We say we don’t like liars. But when it comes time to negotiating a big sale, it turns out we tolerate people stretching the truth—and even expect it.
New research from the University of Chicago Booth School of Business finds that the ability to deceive is viewed as a sign of competence in jobs that require selling.
In the study, Chicago Booth’s Emma Levine and Johns Hopkins University’s Brian Gunia find that people don’t always disapprove of deception. In fact, they perceive the ability to deceive as an asset in occupations that are stereotyped as high in “selling orientation.”
“Deception, in the form of fraud, embezzling and corruption, costs the economy a great deal of money and undermines the economy’s underlying moral fabric,” Levine and Gunia explain. “Companies expose themselves to greater risk by hiring deceivers.”
In two pilot studies, the researchers asked participants to rate 32 occupations as “high” or “low” in selling orientation, reflecting the degree to which occupational members persuade others to make immediate purchases as part of their jobs.

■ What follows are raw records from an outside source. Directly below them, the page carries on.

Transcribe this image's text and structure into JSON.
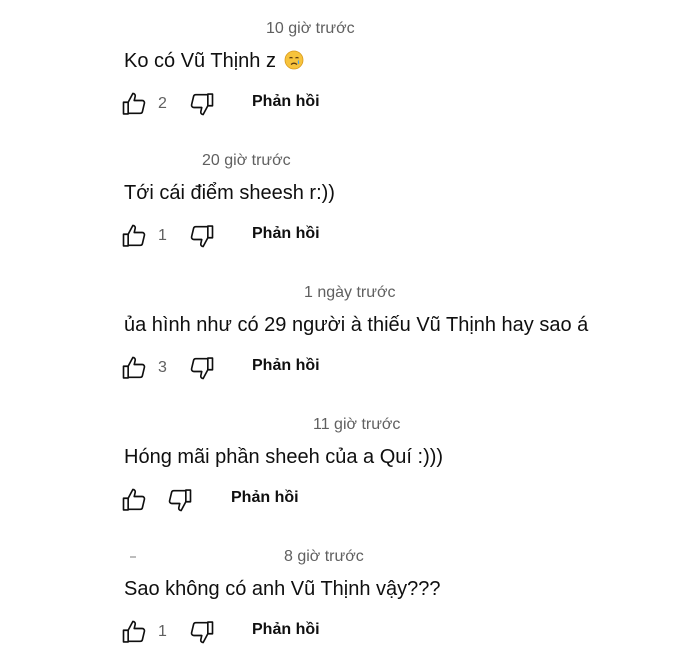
{
  "reply_label": "Phản hồi",
  "comments": [
    {
      "timestamp": "10 giờ trước",
      "text": "Ko có Vũ Thịnh z",
      "emoji": "crying-face-emoji",
      "likes": "2"
    },
    {
      "timestamp": "20 giờ trước",
      "text": "Tới cái điểm sheesh r:))",
      "likes": "1"
    },
    {
      "timestamp": "1 ngày trước",
      "text": "ủa hình như có 29 người à thiếu Vũ Thịnh hay sao á",
      "likes": "3"
    },
    {
      "timestamp": "11 giờ trước",
      "text": "Hóng mãi phần sheeh của a Quí :)))",
      "likes": ""
    },
    {
      "timestamp": "8 giờ trước",
      "text": "Sao không có anh Vũ Thịnh vậy???",
      "likes": "1"
    }
  ],
  "icons": {
    "like": "thumb-up-outline-icon",
    "dislike": "thumb-down-outline-icon"
  }
}
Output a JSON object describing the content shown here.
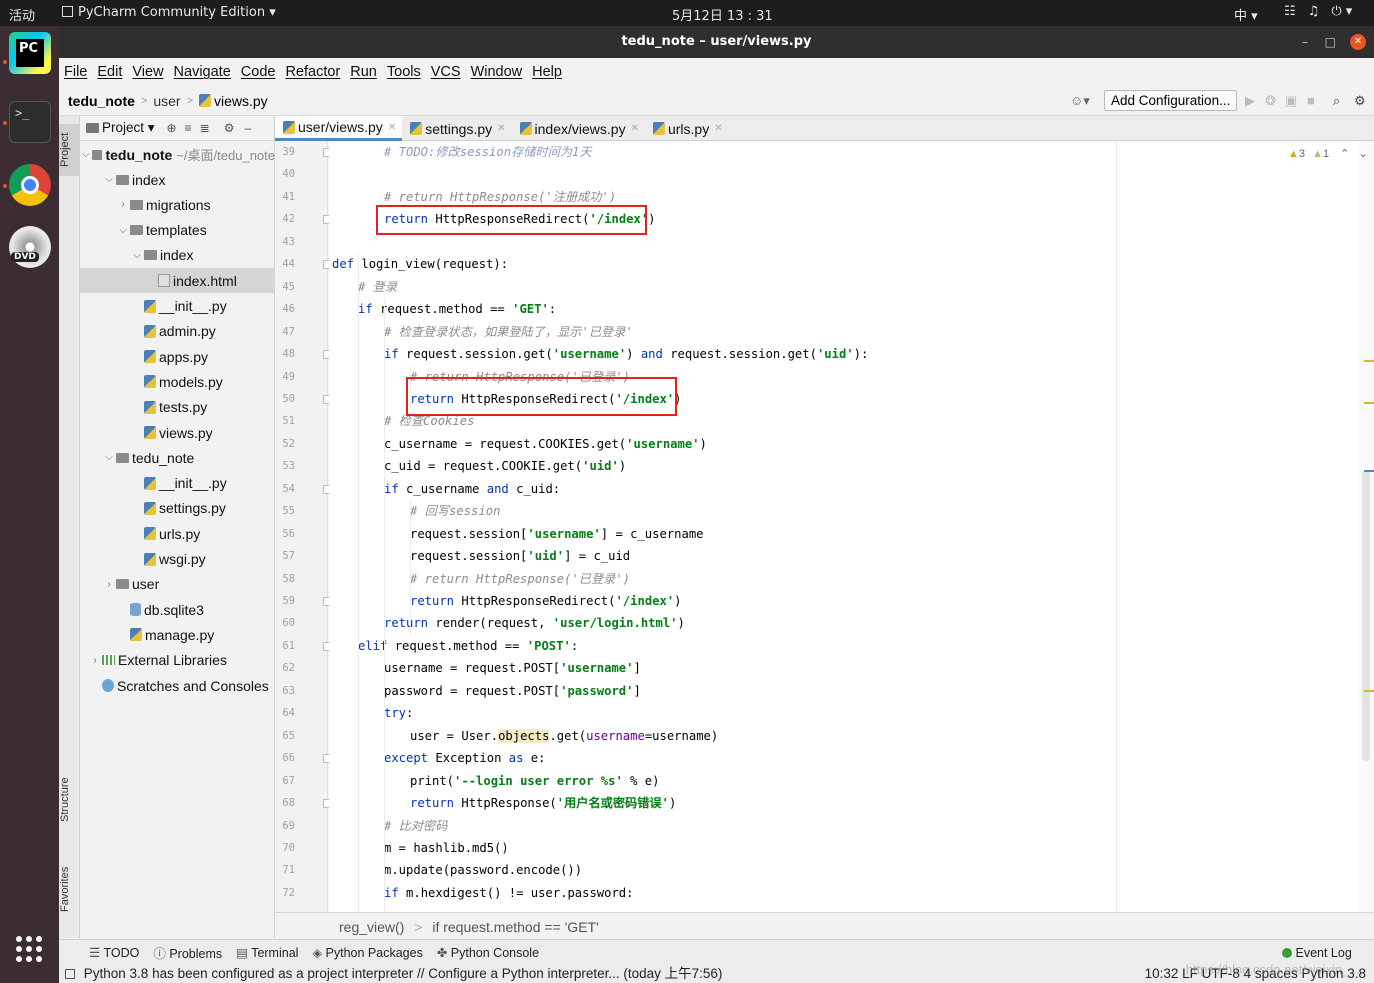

In four subsequent studies, the researchers honed in on three occupations that are stereotyped as particularly high in selling orientation—sales, investment banking and advertising—and three occupations that participants viewed as relatively low in selling orientation—consulting, nonprofit management and accounting.
The researchers then ran experiments in which participants observed individuals lying or acting honestly in a variety of circumstances (for example, when reporting their expenses after a business trip or when completing an economic game in the laboratory). Finally, participants judged how successful and competent a liar or honest individual would be in occupations that were high or low in selling orientation—and, in two of the studies, whether to hire them into those occupations.